- rarely yields competing offers. The new bids could turn the
sale of Dell into a three-horse race that could drag out for
It also could threaten the future of Michael Dell, who
founded the technology giant at the age of 19 with just $1,000.
Under the Silver Lake plan, he planned to contribute his roughly
16 percent share of Dell's equity to the deal, along with cash
from his investment firm MSD Capital, and remain CEO of the
company. Silver Lake is putting up $1.4 billion.
The Silver Lake group has no plans to increase or amend its
offer until Dell's special committee comes out with a ruling on
the rival proposals, two sources close to the matter said late
on Sunday. They said for now the buyout firm and Michael Dell
planned to move forward with their current deal.
But the current plan to take the company private has come
under attack from several high-profile Dell shareholders such as
Southeastern and T. Rowe Price.
The shareholders have said Michael Dell's offer undervalues
the company and have pledged to vote against the deal, which
requires a majority of shareholders, excluding the founder, to
"We are pleased that the alternative proposals submitted to
the Dell Special Committee are structured to give shareholders
the opportunity to continue to participate in the company's
future prospects, while also providing a higher cash component
for shareholders who choose to exit their investment,"
Southeastern said in a statement.
Under Icahn's proposal, Dell shareholders will have a choice
of electing cash or stock, but there would be a cap on the

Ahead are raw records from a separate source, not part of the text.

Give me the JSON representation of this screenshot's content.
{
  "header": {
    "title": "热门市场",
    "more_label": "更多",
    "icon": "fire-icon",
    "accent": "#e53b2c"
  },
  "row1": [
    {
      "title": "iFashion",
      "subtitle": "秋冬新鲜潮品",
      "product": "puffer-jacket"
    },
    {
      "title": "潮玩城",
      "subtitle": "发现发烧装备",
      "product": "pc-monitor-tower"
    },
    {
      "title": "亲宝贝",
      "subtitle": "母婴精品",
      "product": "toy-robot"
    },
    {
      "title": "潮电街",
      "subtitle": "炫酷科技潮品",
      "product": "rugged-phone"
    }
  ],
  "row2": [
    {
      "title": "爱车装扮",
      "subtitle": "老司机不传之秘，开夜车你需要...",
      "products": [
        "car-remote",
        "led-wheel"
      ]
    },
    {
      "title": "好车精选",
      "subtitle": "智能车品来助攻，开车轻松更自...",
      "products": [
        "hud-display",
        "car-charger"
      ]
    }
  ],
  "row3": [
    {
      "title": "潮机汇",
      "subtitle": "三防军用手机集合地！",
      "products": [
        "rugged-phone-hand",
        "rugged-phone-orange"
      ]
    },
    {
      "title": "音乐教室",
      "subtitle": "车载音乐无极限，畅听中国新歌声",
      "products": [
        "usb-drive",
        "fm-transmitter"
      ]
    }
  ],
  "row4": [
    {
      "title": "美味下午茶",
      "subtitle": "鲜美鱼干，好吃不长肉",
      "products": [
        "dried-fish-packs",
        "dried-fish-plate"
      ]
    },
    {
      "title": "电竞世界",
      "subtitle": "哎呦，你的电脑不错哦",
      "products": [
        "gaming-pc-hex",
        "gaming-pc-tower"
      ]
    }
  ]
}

amount of cash they could get, the source said.
In other words, if all Dell shareholders chose to cash out,
they could only sell 58 percent of their stock, retaining the
other 42 percent that will remain publicly traded.
Icahn is being advised by investment bank Jefferies Group
Inc. He plans to fund his bid with his own money, Dell's cash as
well as new debt.
The investor, who has taken a stake in Dell, earlier this
month demanded Dell pay out $15.7 billion in special dividends.
He is no longer asking for that, the source said. Jefferies
declined to comment on Sunday.
Blackstone recently hired Dell's former vice president of
corporate strategy, David Johnson.
Under Blackstone's proposal, Dell also would have a certain
amount of stock publicly traded. But unlike the Icahn proposal,
Blackstone has proposed buying out any shareholder that wants to
cash out of Dell.
Blackstone is being advised by Morgan Stanley, which
has also given it a highly confident letter of financing, the
source said. Morgan Stanley declined to comment on Sunday.
There have also been some conversations about the Blackstone
group selling Dell's financial services business, but that is
not part of the current proposal, the source said.
Dell was regarded as a model of innovation as recently as
the early 2000s, pioneering online ordering of custom-configured
PCs and working closely with Asian component suppliers and
manufacturers to assure rock-bottom production costs.
But as of 2012's fourth quarter, Dell's share of the global
PC market had slipped to just above 10 percent from 12.5 percent
a year earlier, according to research house IDC.
Competing successfully against incumbents, including IBM
and Hewlett-Packard, will not be easy no matter
what the corporate structure.
A source earlier said that Dell had slashed its internal
forecast for fiscal 2013 operating profit to about $3 billion -
down sharply from the $3.7 billion it had predicted previously.
The source added that more details will be revealed in a proxy
filing which is expected by the end of this week.
Meanwhile, if the special committee of the board decides
that either - or both - of the rival bids for Dell are
reasonably likely to lead to superior offers, Icahn and
Blackstone will have to present firm bids for Dell. The
negotiations are likely to take weeks, the source said.
At that point, the special committee will again need to
decide whether the firm bids from Icahn and Blackstone, which
include features such as committed financing, were superior to
the Silver Lake-Michael Dell agreement.
If they are superior, Silver Lake and Michael Dell will get
one shot at revising their original bid. Unlike most other
go-shop processes, where the original bidders get several
chances to match rival bids, Dell has given its founder and
Silver Lake the right to do so only once.